“I had realized instead of figuring who I truly am and what the purpose of my lifetime on this planet was, I had lived my life according to others’ perceptions of who I should be. I was told about the American Dream – it’s why my family immigrated to this country. In pursuit of happiness and the American Dream, I had burnt myself out and realized I didn’t know who I was and what I was supposed to be doing. I just found myself stuck where I thought I was supposed to be,” Bryan said.
“From that moment forward, I declared that life was going to look different, feel different and I was going to show up differently each and every day. I began meditating every day and multiple times a day, I spent quality alone time with myself in nature, I edited who I spend my time with and how I spend my time, I started listening to my emotions and feelings and I started living life on my terms and no one else’s. I basically became the master of my life instead of life pushing me around,” Bryan shared.

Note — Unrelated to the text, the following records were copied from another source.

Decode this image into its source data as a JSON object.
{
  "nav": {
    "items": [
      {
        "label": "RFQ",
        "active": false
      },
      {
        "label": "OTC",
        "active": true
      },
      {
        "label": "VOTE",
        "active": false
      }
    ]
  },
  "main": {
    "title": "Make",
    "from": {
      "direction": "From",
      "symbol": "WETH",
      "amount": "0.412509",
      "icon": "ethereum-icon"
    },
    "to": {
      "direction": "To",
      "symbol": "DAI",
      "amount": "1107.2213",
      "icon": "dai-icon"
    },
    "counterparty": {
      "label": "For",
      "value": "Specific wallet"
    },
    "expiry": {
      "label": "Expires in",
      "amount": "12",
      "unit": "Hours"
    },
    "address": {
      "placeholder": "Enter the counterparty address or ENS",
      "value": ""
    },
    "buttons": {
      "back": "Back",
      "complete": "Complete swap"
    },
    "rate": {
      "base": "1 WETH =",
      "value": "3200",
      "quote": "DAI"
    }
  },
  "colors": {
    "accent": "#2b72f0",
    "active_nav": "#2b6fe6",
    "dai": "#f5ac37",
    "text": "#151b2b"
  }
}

“I understand there are always going to be unavoidable times of struggle, but I have come to realize that those difficult moments of challenge are there to shape us, teach us and expand us into stronger, more improved versions of ourselves. Therefore, difficult moments in life are no longer a bad thing, but rather a realization that I’m about to step into greatness on the other side of any challenge that stands in front of me,” Bryan said. “Also, when we suffer from hardship and overcome that difficulty, we are now endowed with the tools to help others experiencing the same challenges and help them through this moment on their journeys. On this path to my beautiful future, I realized the best guide we have is our own intuition and the more we listen to it, the easier it is to live by and, with these understandings, not only can we regain control over our thoughts and emotions, but we can also help others grow through their traumas. Thus, healing our own pain and suffering and helping others do the same for themselves and that is where we find the magic of life!”
Bryan’s Connection to AIR

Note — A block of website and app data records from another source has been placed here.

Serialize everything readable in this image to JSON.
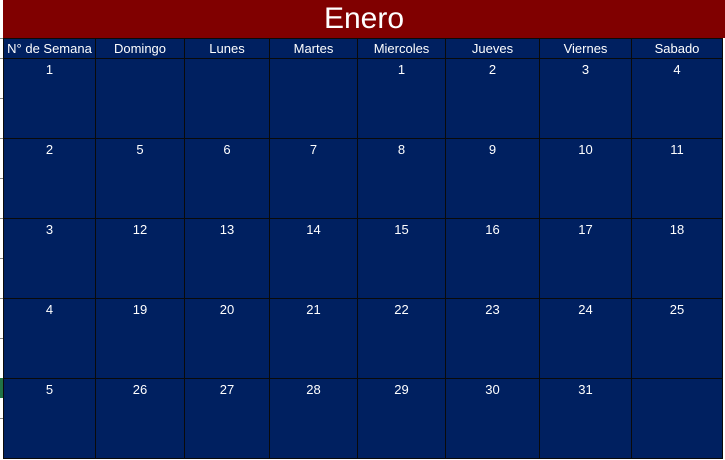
{
  "calendar": {
    "month_title": "Enero",
    "headers": [
      "N° de Semana",
      "Domingo",
      "Lunes",
      "Martes",
      "Miercoles",
      "Jueves",
      "Viernes",
      "Sabado"
    ],
    "weeks": [
      [
        "1",
        "",
        "",
        "",
        "1",
        "2",
        "3",
        "4"
      ],
      [
        "2",
        "5",
        "6",
        "7",
        "8",
        "9",
        "10",
        "11"
      ],
      [
        "3",
        "12",
        "13",
        "14",
        "15",
        "16",
        "17",
        "18"
      ],
      [
        "4",
        "19",
        "20",
        "21",
        "22",
        "23",
        "24",
        "25"
      ],
      [
        "5",
        "26",
        "27",
        "28",
        "29",
        "30",
        "31",
        ""
      ]
    ]
  },
  "colors": {
    "title_background": "#800000",
    "grid_background": "#002060",
    "text": "#ffffff",
    "selected_row_marker": "#217346"
  }
}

“I have been a BIG fan of AIR for the past 10 years because AIR has touched my heart strings, allowing me to feel the life force inside of me. It has shown me compassion and selflessness for others and, it has truly shown me what life is all about. Anytime there was a traumatic event that happened in the LGTBQ community or one of our brothers and sisters wasn’t able to overcome their mental hurdles, AIR was always there in support, solidarity, smiles, hugs and oftentimes fluffy cuddly therapy dogs– and who doesn’t enjoy some puppy love?!” Bryan said.
“AIR is one of the largest cheerleaders for excellent mental health for our nation’s youth in a world where they are afraid to talk about their emotions. I always loved the saying, ‘A candle burns brightest when it lights another candle,’ and AIR has been lighting candles all around the country not only for the LGTBQ community, but for anyone who is suffering with mental health challenges,” Bryan said.